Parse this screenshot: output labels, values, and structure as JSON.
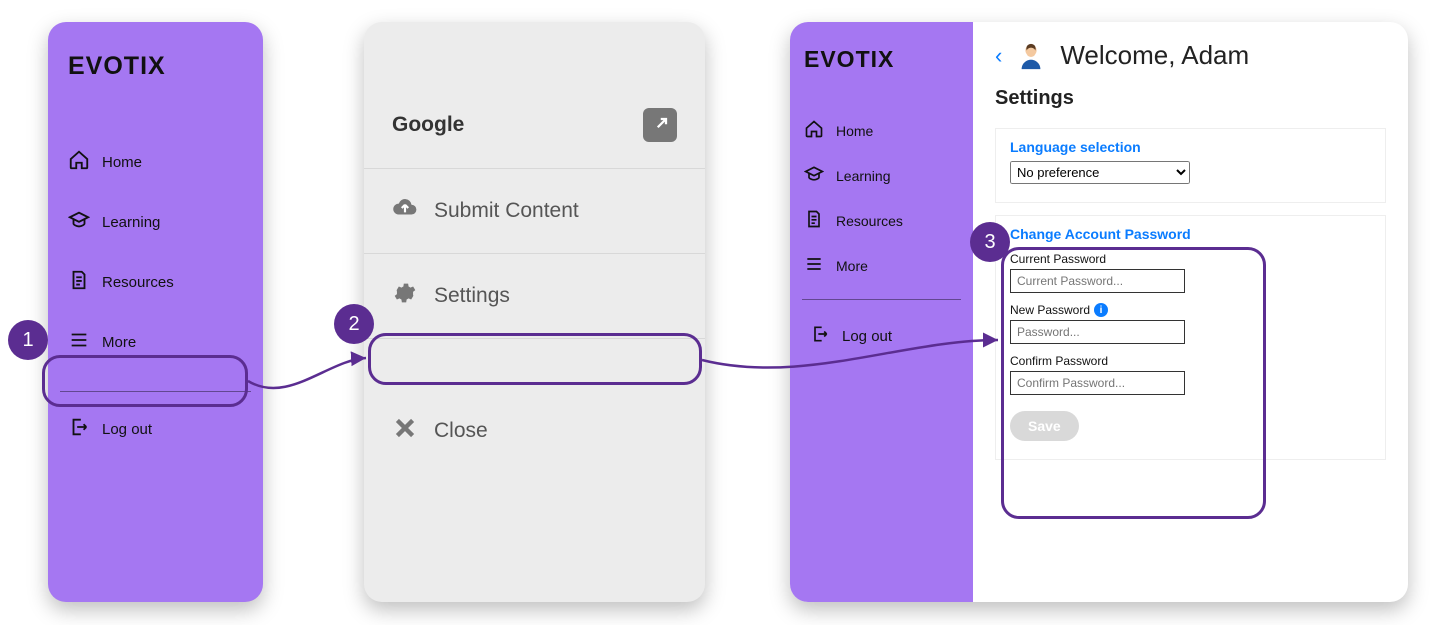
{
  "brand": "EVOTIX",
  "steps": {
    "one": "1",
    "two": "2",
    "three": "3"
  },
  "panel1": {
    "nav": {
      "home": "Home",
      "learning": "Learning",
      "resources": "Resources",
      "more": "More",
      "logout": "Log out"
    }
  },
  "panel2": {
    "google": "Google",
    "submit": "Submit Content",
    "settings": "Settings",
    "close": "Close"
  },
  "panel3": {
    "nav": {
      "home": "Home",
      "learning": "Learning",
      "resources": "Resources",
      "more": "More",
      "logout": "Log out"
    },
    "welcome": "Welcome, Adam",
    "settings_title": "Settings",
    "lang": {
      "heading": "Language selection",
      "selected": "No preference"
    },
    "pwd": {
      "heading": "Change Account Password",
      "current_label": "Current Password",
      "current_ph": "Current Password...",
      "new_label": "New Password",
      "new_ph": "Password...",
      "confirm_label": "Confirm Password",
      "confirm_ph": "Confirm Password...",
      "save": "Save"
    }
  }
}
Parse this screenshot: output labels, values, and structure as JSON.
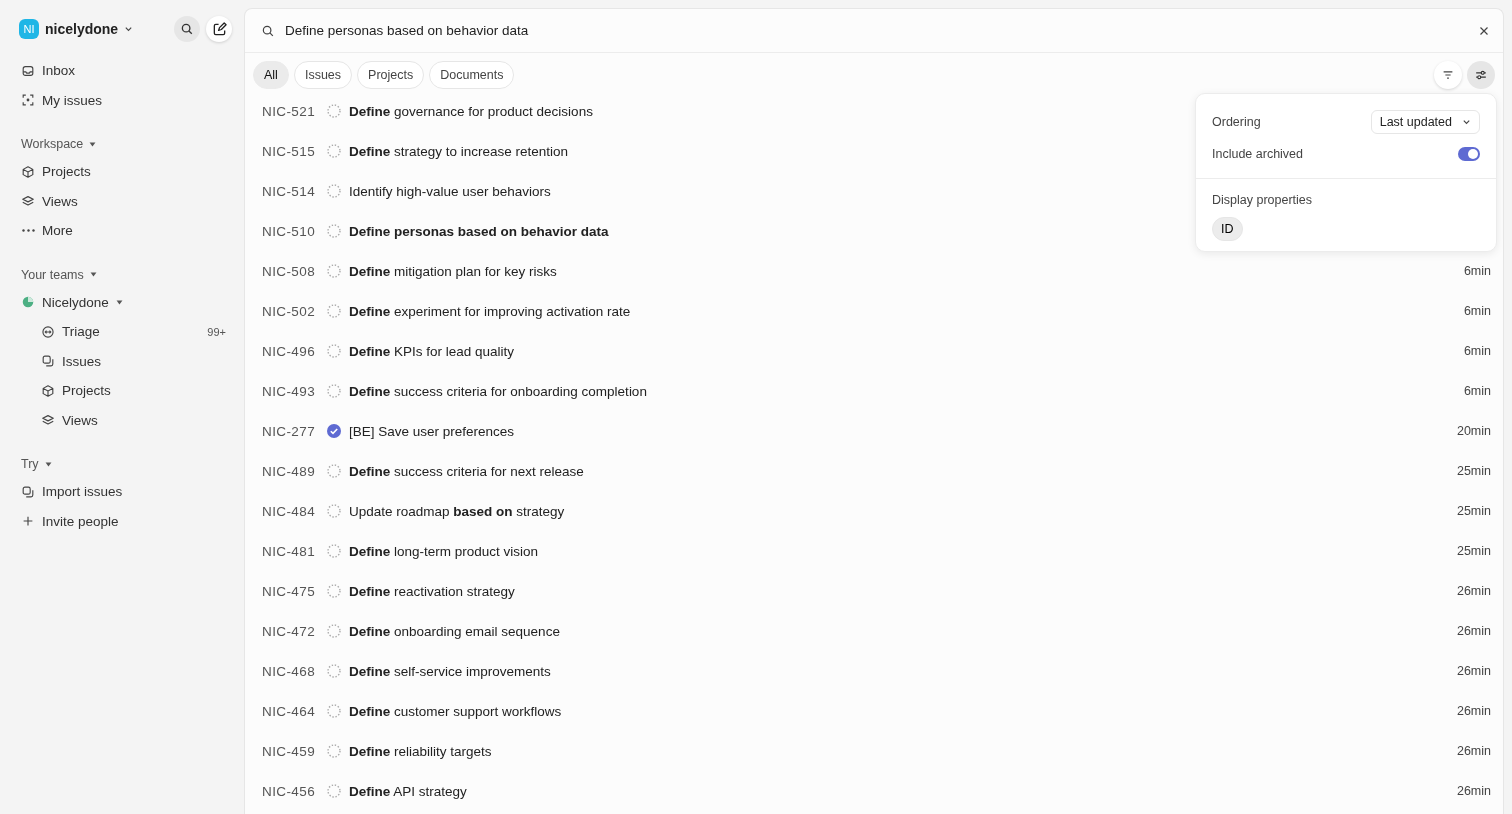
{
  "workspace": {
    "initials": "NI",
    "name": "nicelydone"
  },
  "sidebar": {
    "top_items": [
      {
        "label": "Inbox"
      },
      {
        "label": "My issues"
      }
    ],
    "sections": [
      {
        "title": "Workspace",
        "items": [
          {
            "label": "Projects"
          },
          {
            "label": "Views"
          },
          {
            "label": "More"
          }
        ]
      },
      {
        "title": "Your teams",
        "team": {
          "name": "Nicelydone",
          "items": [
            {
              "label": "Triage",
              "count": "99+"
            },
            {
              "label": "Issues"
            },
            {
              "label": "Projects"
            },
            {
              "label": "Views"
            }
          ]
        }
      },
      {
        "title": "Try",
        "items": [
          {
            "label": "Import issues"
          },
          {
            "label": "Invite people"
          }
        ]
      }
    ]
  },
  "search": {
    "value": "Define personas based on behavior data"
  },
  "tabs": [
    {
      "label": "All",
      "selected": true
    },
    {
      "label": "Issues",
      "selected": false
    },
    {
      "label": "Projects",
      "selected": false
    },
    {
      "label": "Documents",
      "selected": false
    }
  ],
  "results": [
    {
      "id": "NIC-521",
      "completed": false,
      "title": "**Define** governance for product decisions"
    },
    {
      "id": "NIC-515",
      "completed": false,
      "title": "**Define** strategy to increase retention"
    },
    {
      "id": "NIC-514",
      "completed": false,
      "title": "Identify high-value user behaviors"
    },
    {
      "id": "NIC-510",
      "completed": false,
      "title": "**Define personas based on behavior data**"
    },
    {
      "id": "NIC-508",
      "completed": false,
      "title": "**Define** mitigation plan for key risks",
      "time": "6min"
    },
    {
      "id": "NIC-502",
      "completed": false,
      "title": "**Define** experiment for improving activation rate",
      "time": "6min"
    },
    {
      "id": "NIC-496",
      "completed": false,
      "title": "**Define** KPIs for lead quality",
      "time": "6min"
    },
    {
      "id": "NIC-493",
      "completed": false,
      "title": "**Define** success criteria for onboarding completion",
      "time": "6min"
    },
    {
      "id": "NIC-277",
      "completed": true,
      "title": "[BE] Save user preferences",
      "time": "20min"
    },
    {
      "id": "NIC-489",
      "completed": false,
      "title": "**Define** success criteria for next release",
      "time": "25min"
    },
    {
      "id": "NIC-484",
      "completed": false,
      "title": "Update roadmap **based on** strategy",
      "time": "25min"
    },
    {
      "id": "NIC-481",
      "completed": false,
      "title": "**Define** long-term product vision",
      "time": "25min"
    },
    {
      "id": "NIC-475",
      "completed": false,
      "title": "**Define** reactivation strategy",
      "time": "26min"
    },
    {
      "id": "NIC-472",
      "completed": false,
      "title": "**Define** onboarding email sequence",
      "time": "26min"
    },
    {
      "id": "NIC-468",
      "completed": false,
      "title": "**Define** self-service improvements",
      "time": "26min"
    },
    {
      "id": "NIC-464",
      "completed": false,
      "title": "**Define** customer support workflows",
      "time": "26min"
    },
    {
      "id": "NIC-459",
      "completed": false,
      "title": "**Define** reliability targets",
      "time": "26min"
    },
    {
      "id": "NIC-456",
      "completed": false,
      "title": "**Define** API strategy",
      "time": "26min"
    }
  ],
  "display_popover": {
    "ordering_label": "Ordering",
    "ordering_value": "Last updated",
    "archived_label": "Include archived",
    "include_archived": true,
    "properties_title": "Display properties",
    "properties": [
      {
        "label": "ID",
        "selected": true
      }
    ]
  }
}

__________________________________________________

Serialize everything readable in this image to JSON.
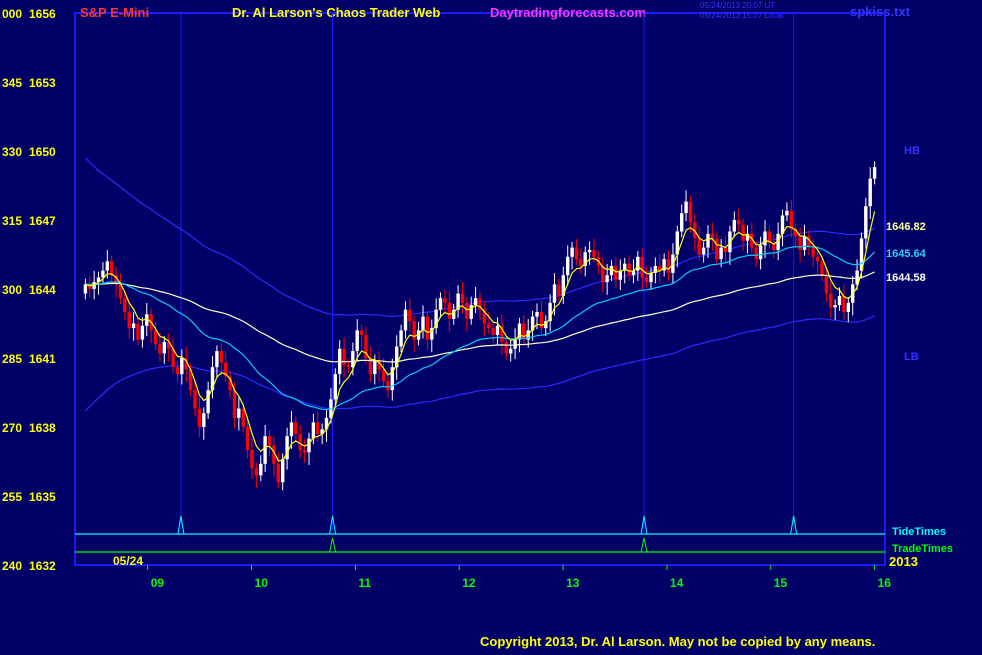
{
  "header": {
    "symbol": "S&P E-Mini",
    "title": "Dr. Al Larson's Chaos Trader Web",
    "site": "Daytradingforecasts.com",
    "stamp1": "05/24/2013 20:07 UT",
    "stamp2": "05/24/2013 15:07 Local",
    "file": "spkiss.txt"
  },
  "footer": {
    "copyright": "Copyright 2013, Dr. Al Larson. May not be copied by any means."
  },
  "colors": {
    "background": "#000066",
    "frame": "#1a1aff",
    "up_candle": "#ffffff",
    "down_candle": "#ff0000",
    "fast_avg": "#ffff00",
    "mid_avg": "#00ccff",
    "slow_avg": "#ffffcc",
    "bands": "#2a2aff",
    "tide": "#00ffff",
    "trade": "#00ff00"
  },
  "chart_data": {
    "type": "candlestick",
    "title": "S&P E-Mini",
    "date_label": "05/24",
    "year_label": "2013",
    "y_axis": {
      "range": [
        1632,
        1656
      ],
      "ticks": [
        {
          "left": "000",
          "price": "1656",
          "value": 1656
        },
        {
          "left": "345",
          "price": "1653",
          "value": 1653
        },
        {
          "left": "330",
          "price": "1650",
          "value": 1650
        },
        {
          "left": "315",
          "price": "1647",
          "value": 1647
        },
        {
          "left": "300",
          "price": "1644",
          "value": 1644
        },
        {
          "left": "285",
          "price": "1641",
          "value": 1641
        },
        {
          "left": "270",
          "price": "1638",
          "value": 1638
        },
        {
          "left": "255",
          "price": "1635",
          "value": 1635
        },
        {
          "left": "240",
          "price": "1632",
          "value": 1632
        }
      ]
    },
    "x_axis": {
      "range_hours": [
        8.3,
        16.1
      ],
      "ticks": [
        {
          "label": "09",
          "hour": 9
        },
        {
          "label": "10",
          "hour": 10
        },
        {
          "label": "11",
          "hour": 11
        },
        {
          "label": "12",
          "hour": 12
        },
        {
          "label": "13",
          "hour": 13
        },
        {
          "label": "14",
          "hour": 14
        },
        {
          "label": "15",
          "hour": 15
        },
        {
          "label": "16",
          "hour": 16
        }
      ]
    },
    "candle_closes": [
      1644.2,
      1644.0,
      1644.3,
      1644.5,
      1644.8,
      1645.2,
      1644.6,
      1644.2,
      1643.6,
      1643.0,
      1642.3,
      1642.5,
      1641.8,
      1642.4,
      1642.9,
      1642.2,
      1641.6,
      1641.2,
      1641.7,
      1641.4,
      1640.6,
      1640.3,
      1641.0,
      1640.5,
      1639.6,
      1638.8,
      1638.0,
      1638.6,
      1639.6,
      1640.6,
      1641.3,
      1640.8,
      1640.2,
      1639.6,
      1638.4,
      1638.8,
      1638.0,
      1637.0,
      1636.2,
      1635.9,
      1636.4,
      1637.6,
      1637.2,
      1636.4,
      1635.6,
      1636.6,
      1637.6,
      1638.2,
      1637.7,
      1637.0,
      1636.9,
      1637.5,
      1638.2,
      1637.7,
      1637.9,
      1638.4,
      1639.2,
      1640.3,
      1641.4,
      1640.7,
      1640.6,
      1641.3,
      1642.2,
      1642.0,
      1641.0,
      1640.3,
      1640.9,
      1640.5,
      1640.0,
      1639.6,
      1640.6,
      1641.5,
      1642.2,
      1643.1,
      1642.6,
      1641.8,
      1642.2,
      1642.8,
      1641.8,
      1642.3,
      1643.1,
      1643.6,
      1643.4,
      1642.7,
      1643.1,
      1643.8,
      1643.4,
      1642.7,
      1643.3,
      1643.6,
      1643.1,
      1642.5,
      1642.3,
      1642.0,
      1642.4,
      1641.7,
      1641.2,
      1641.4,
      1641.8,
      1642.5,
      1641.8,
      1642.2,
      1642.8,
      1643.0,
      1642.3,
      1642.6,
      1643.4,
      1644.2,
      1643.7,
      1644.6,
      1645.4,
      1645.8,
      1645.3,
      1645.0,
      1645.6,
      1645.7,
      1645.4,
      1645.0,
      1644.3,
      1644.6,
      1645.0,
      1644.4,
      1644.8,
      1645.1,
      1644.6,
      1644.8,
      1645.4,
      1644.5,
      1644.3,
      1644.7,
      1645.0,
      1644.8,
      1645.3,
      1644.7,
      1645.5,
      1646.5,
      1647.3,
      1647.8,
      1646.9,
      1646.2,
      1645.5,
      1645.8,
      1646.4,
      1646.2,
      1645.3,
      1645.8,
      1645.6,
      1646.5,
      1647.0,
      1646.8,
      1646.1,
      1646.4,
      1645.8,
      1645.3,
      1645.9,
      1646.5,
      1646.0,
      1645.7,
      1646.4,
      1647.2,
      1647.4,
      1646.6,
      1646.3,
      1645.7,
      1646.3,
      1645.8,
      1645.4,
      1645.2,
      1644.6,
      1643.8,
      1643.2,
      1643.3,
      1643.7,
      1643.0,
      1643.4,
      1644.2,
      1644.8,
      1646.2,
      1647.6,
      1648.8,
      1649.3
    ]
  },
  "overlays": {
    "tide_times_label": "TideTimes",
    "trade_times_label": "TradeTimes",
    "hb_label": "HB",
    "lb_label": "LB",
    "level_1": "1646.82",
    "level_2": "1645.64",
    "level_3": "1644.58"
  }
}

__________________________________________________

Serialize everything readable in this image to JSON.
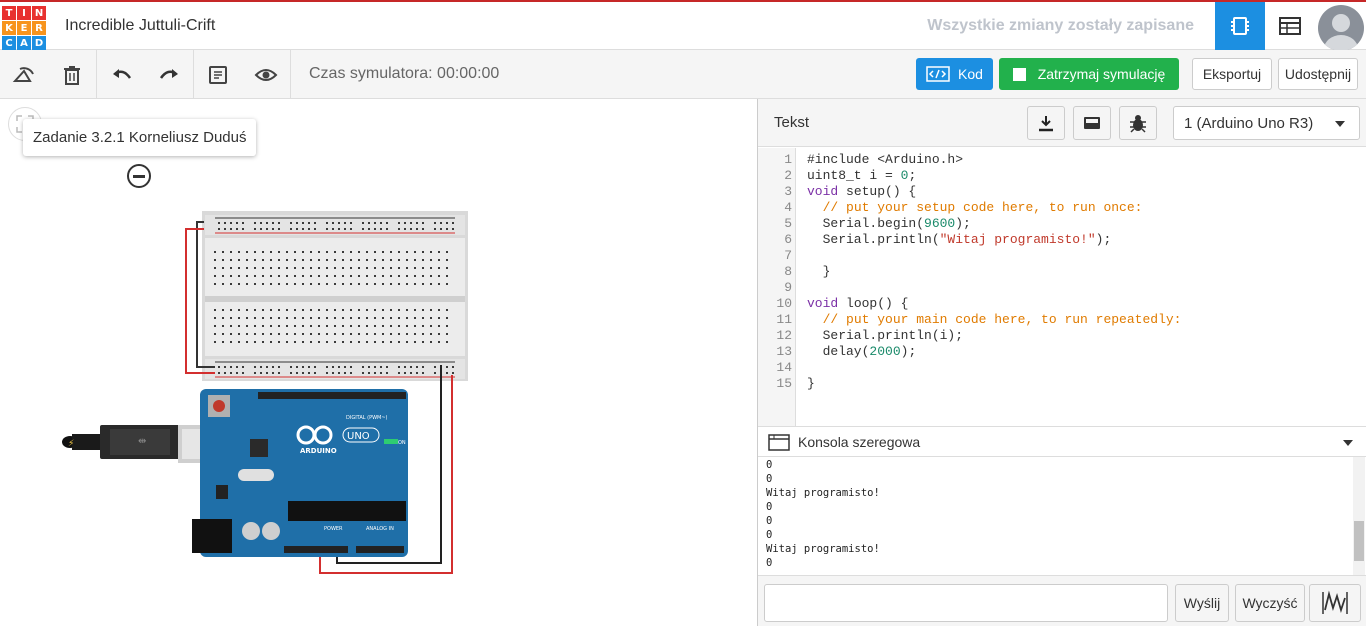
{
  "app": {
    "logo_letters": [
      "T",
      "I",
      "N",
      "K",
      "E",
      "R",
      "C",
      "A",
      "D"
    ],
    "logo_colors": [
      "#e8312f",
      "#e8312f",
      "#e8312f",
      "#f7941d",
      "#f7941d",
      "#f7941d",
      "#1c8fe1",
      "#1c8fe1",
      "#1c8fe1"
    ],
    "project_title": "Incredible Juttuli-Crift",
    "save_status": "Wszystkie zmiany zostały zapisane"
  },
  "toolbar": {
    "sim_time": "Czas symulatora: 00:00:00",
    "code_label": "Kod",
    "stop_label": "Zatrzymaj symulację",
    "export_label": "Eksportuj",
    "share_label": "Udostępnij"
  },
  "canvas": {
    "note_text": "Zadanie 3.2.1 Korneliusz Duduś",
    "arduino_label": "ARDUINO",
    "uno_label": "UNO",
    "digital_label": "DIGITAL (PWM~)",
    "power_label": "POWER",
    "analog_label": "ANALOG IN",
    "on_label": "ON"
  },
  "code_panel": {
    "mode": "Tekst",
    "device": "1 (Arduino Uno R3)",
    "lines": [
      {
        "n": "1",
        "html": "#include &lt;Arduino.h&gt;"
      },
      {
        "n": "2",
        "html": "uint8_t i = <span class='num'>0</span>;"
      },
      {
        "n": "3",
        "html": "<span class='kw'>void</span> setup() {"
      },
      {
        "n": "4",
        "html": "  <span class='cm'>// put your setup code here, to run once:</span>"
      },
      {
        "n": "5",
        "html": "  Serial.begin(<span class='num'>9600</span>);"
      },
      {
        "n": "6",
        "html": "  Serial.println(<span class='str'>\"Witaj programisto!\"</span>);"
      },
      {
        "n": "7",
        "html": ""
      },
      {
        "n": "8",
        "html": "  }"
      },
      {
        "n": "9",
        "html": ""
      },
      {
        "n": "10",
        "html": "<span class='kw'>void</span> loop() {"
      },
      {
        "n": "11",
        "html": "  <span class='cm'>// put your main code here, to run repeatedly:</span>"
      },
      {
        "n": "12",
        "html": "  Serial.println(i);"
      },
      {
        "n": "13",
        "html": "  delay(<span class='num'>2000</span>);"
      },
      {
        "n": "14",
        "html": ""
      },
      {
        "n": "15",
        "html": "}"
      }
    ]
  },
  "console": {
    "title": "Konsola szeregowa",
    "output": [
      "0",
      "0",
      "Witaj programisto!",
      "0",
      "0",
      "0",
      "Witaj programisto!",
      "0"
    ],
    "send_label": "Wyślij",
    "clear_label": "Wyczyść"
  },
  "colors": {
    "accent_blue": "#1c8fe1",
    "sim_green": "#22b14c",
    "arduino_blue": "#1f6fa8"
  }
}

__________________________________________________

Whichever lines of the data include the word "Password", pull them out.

      "heading": "Change Account Password",
      "current_label": "Current Password",
      "current_ph": "Current Password...",
      "new_label": "New Password",
      "new_ph": "Password...",
      "confirm_label": "Confirm Password",
      "confirm_ph": "Confirm Password...",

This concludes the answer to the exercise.